Wilson Chandler has officially been a Clipper since Feb. 6 when he was sent to Los Angeles as part of the Tobias Harris trade. Because of a right quad strain he suffered while a member of the Philadelphia 76ers, it took 13 games for Chandler to make his debut, and he has only played 113 minutes in an LA uniform.
The veteran forward had his finest performance since joining the team in the game against the Bucks. He scored 15 points on 5-of-7 shooting with all of his makes coming from three-point range, and added 2 rebounds and 1 assist for a 12.6 Game Score; that is his fifth-best game score of the season, and his highest output in a losing effort.
Chandler has been mostly asked to space the floor and spot up when he enters the game. LA doesn’t have any plays to run for him, so his role is somewhat limited, but the Clippers have enough ball-handlers and creators and Chandler really just needs to finish plays. He has gotten a little iso-happy in previous instances, but Chandler made quick decisions against Milwaukee.

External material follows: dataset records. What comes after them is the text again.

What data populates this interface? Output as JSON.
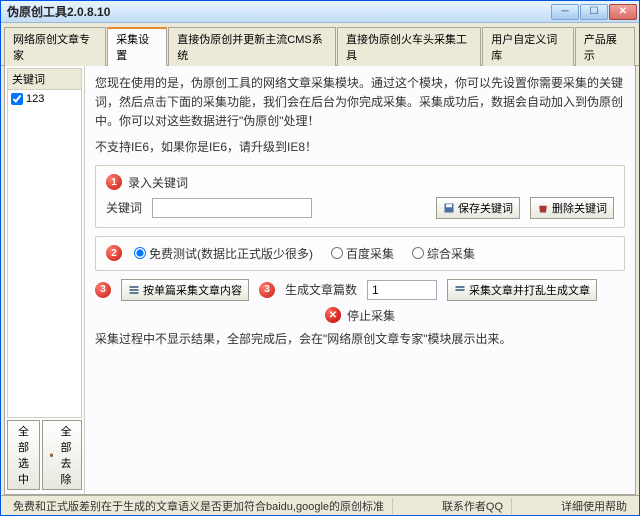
{
  "window": {
    "title": "伪原创工具2.0.8.10"
  },
  "tabs": [
    {
      "label": "网络原创文章专家"
    },
    {
      "label": "采集设置",
      "active": true
    },
    {
      "label": "直接伪原创并更新主流CMS系统"
    },
    {
      "label": "直接伪原创火车头采集工具"
    },
    {
      "label": "用户自定义词库"
    },
    {
      "label": "产品展示"
    }
  ],
  "left": {
    "header": "关键词",
    "items": [
      {
        "label": "123",
        "checked": true
      }
    ],
    "select_all": "全部选中",
    "remove_all": "全部去除"
  },
  "intro": "您现在使用的是，伪原创工具的网络文章采集模块。通过这个模块，你可以先设置你需要采集的关键词，然后点击下面的采集功能，我们会在后台为你完成采集。采集成功后，数据会自动加入到伪原创中。你可以对这些数据进行\"伪原创\"处理！",
  "intro2": "不支持IE6，如果你是IE6，请升级到IE8！",
  "sec1": {
    "badge": "1",
    "title": "录入关键词",
    "label": "关键词",
    "placeholder": "",
    "save_btn": "保存关键词",
    "del_btn": "删除关键词"
  },
  "sec2": {
    "badge": "2",
    "r1": "免费测试(数据比正式版少很多)",
    "r2": "百度采集",
    "r3": "综合采集"
  },
  "sec3": {
    "badge3": "3",
    "btn3": "按单篇采集文章内容",
    "badge4": "3",
    "label4": "生成文章篇数",
    "value4": "1",
    "btn4": "采集文章并打乱生成文章"
  },
  "stop": {
    "label": "停止采集"
  },
  "note": "采集过程中不显示结果，全部完成后，会在\"网络原创文章专家\"模块展示出来。",
  "status": {
    "left": "免费和正式版差别在于生成的文章语义是否更加符合baidu,google的原创标准",
    "mid": "联系作者QQ",
    "right": "详细使用帮助"
  }
}
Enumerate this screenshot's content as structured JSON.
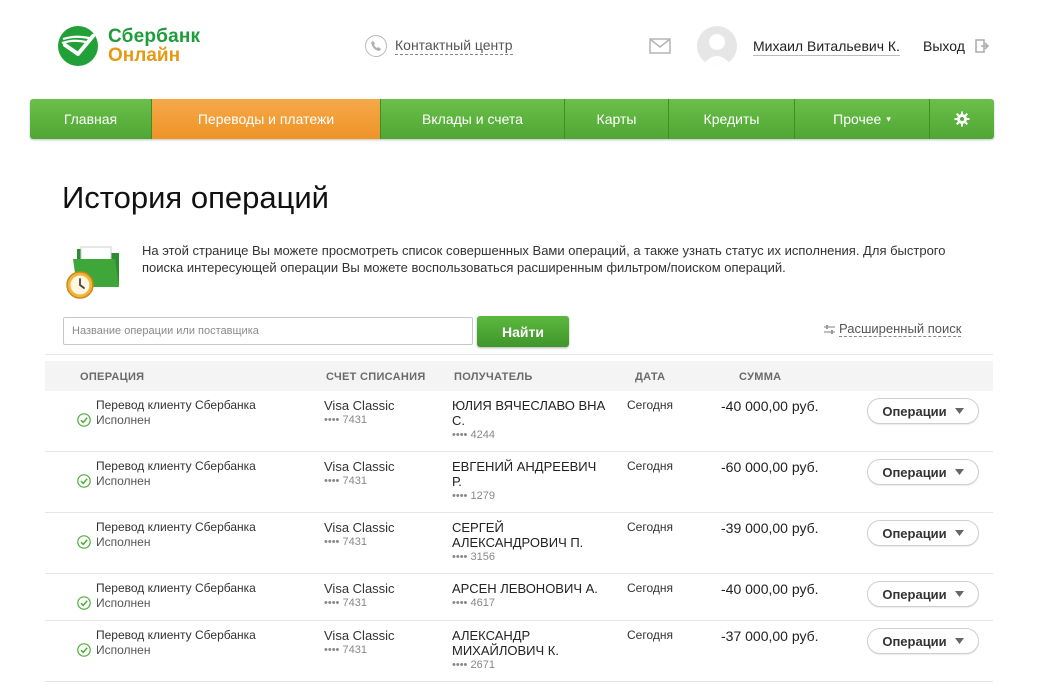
{
  "header": {
    "logo_line1": "Сбербанк",
    "logo_line2": "Онлайн",
    "contact_center": "Контактный центр",
    "user_name": "Михаил Витальевич К.",
    "logout": "Выход"
  },
  "nav": {
    "items": [
      {
        "label": "Главная",
        "active": false
      },
      {
        "label": "Переводы и платежи",
        "active": true
      },
      {
        "label": "Вклады и счета",
        "active": false
      },
      {
        "label": "Карты",
        "active": false
      },
      {
        "label": "Кредиты",
        "active": false
      },
      {
        "label": "Прочее",
        "active": false
      }
    ]
  },
  "page": {
    "title": "История операций",
    "intro": "На этой странице Вы можете просмотреть список совершенных Вами операций, а также узнать статус их исполнения. Для быстрого поиска интересующей операции Вы можете воспользоваться расширенным фильтром/поиском операций."
  },
  "search": {
    "placeholder": "Название операции или поставщика",
    "value": "",
    "button": "Найти",
    "advanced": "Расширенный поиск"
  },
  "table": {
    "headers": {
      "operation": "ОПЕРАЦИЯ",
      "account": "СЧЕТ СПИСАНИЯ",
      "recipient": "ПОЛУЧАТЕЛЬ",
      "date": "ДАТА",
      "amount": "СУММА"
    },
    "rows": [
      {
        "operation": "Перевод клиенту Сбербанка",
        "status": "Исполнен",
        "account": "Visa Classic",
        "account_num": "•••• 7431",
        "recipient": "ЮЛИЯ ВЯЧЕСЛАВО ВНА С.",
        "recipient_num": "•••• 4244",
        "date": "Сегодня",
        "amount": "-40 000,00 руб.",
        "action": "Операции"
      },
      {
        "operation": "Перевод клиенту Сбербанка",
        "status": "Исполнен",
        "account": "Visa Classic",
        "account_num": "•••• 7431",
        "recipient": "ЕВГЕНИЙ АНДРЕЕВИЧ Р.",
        "recipient_num": "•••• 1279",
        "date": "Сегодня",
        "amount": "-60 000,00 руб.",
        "action": "Операции"
      },
      {
        "operation": "Перевод клиенту Сбербанка",
        "status": "Исполнен",
        "account": "Visa Classic",
        "account_num": "•••• 7431",
        "recipient": "СЕРГЕЙ АЛЕКСАНДРОВИЧ П.",
        "recipient_num": "•••• 3156",
        "date": "Сегодня",
        "amount": "-39 000,00 руб.",
        "action": "Операции"
      },
      {
        "operation": "Перевод клиенту Сбербанка",
        "status": "Исполнен",
        "account": "Visa Classic",
        "account_num": "•••• 7431",
        "recipient": "АРСЕН ЛЕВОНОВИЧ А.",
        "recipient_num": "•••• 4617",
        "date": "Сегодня",
        "amount": "-40 000,00 руб.",
        "action": "Операции"
      },
      {
        "operation": "Перевод клиенту Сбербанка",
        "status": "Исполнен",
        "account": "Visa Classic",
        "account_num": "•••• 7431",
        "recipient": "АЛЕКСАНДР МИХАЙЛОВИЧ К.",
        "recipient_num": "•••• 2671",
        "date": "Сегодня",
        "amount": "-37 000,00 руб.",
        "action": "Операции"
      }
    ]
  },
  "colors": {
    "brand_green": "#1f9d3a",
    "brand_orange": "#e59a16",
    "nav_green": "#5cb33e",
    "nav_active": "#f09a32"
  },
  "icons": {
    "logo": "sberbank-logo-icon",
    "phone": "phone-icon",
    "mail": "mail-icon",
    "avatar": "user-avatar",
    "logout": "logout-icon",
    "settings": "gear-icon",
    "intro": "folder-clock-icon",
    "advanced_search": "filter-sliders-icon",
    "status": "check-circle-icon"
  }
}
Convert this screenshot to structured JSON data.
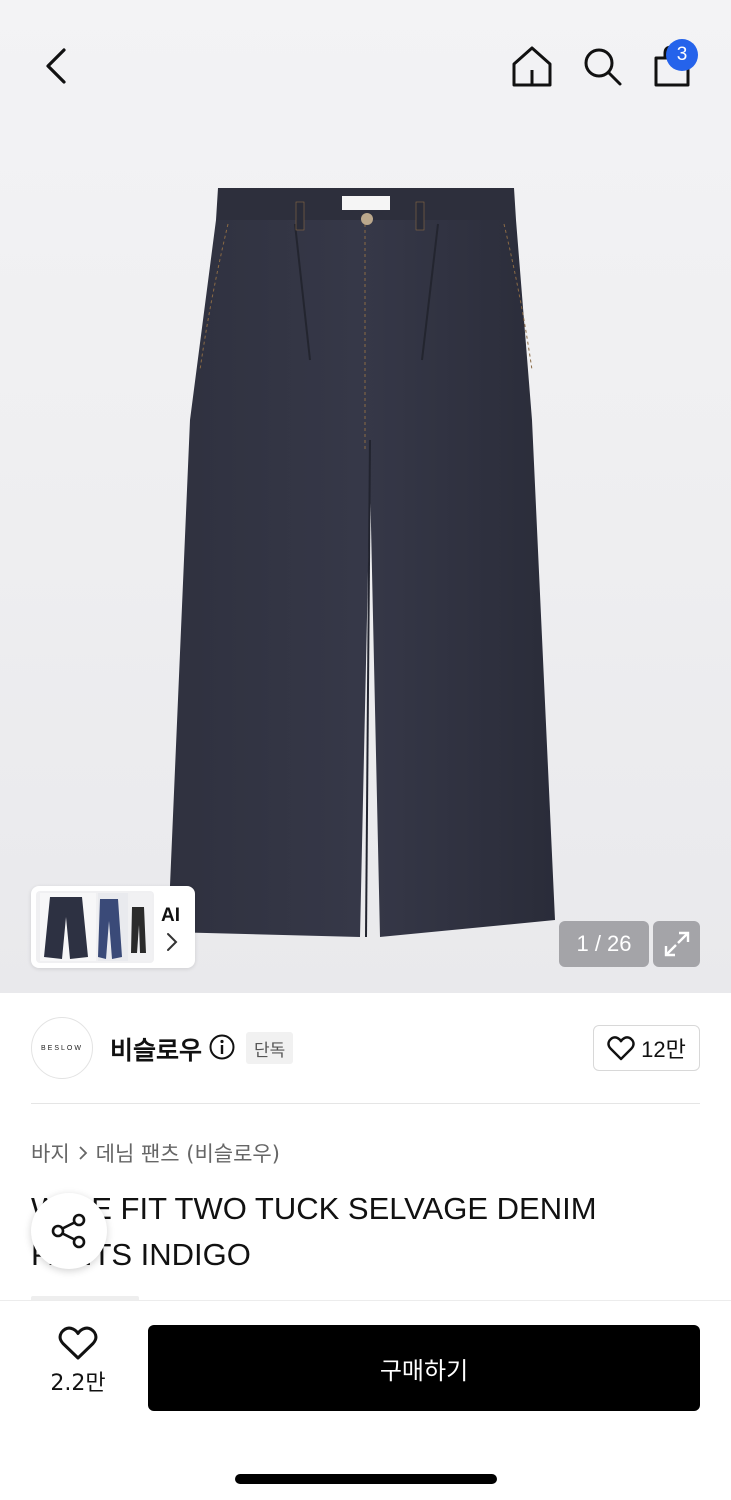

His first three-point attempt in the first quarter was created by Montrezl Harrell. Harrell was surveying the floor at the top of the key, motioned for Chandler to curl from the corner to the wing behind a JaMychal Green screen, and hit Chandler for a fairly open look before Giannis Antetokounmpo could arrive for the contest. It was a simple action, well-executed, and almost had the desired result, but Chandler’s three rimmed out.
Chandler really got going in the fourth quarter, draining his first triple in semi-transition after bringing the ball up himself and using a mini-drag screen from Harrell. Chandler’s second triple came with Harrell directing at the top of the key again, finding Chandler on the right wing. He hit another from that spot after a Green drive-and-kick that pulled the Clippers to within 9 points with 6:12 remaining in the game. The lead ballooned again, but Chandler got fancy with his fourth triple, spotting up from about several feet behind the arc. He finished off his scoring with another three in transition, this time a catch-and-shoot jumper assisted by Landry Shamet.
During the quarter, Ralph Lawler and Ryan Hollins couldn’t stop gushing about Chandler’s defense, as his defensive rating is 102.7 since coming to Los Angeles, and if his offense can come around, that will make him more playable. “This ball club is going to need him, especially his defense,” Hollins said.
Small sample caveats, and other qualifiers, obviously apply. For one, the game was mostly out of reach in the fourth quarter when Chandler went on his shooting streak. With Lou Williams unavailable, Chandler was able to have a larger share of the second-unit offense. There’s also the fact that Milwaukee has a defensive strategy to deliberately concede open three-pointers to below-average shooters; Chandler entered this game 2-of-16 from deep as a Clipper, so he definitely fits the bill.
Then again, the fact that Chandler was able to find quality shots when Williams wasn’t there to create them suggests that he’s getting more comfortable on the floor after joining a new squad and missing so much time due to injury. He has played in garbage time multiple times during his brief LA tenure, and he hasn’t yet shown this amount of pop, so it’s worth celebrating.
Chandler has already cemented his spot in the second unit. He is probably the 10th man in the rotation, but Doc Rivers has expressed his desire to keep a large rotation heading into the playoffs because that is the team’s strength. Chandler also gives LA an opportunity to stay big off the bench, which fits with the physical, bruising identity the Clippers have espoused all season.
This version of Chandler gives the team more lineup flexibility and raises the team’s ceiling. Let’s hope he sticks around.